--- START ---

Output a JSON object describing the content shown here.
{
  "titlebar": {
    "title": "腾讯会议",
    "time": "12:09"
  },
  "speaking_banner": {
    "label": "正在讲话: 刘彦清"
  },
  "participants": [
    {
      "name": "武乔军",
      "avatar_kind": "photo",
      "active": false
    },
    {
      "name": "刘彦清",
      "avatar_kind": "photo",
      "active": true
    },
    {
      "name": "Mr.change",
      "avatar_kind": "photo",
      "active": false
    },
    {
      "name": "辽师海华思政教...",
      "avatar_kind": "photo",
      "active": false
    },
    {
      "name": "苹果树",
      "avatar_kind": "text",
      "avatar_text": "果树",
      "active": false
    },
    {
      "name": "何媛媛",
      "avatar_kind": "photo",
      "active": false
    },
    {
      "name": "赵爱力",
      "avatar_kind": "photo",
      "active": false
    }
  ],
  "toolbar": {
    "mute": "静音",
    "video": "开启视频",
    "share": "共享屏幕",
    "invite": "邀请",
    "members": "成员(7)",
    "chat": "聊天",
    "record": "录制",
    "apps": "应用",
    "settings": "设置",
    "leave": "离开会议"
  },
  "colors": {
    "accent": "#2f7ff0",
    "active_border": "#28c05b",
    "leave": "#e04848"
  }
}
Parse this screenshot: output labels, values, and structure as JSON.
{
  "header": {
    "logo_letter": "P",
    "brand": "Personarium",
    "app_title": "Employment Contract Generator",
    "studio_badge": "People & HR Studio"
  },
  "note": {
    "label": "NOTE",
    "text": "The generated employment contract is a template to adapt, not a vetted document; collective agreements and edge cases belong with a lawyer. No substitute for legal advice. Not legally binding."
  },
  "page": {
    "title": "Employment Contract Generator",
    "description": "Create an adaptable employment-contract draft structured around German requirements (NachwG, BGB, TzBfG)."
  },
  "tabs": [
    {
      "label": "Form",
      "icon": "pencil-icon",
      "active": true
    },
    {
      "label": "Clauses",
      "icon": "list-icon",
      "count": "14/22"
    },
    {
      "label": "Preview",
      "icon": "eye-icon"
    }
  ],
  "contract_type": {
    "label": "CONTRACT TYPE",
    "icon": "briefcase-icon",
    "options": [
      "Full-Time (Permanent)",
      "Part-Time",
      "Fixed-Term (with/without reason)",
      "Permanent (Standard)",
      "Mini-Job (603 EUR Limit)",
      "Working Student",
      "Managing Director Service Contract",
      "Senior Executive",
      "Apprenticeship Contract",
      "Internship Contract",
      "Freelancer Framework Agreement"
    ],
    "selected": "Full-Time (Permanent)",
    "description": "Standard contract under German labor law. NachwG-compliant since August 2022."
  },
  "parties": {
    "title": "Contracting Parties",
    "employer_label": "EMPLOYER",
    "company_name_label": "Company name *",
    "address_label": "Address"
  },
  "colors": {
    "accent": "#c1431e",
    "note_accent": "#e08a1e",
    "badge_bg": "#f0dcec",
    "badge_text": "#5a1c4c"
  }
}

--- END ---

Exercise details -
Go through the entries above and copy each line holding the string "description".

Answer section -
    "description": "Create an adaptable employment-contract draft structured around German requirements (NachwG, BGB, TzBfG)."
    "description": "Standard contract under German labor law. NachwG-compliant since August 2022."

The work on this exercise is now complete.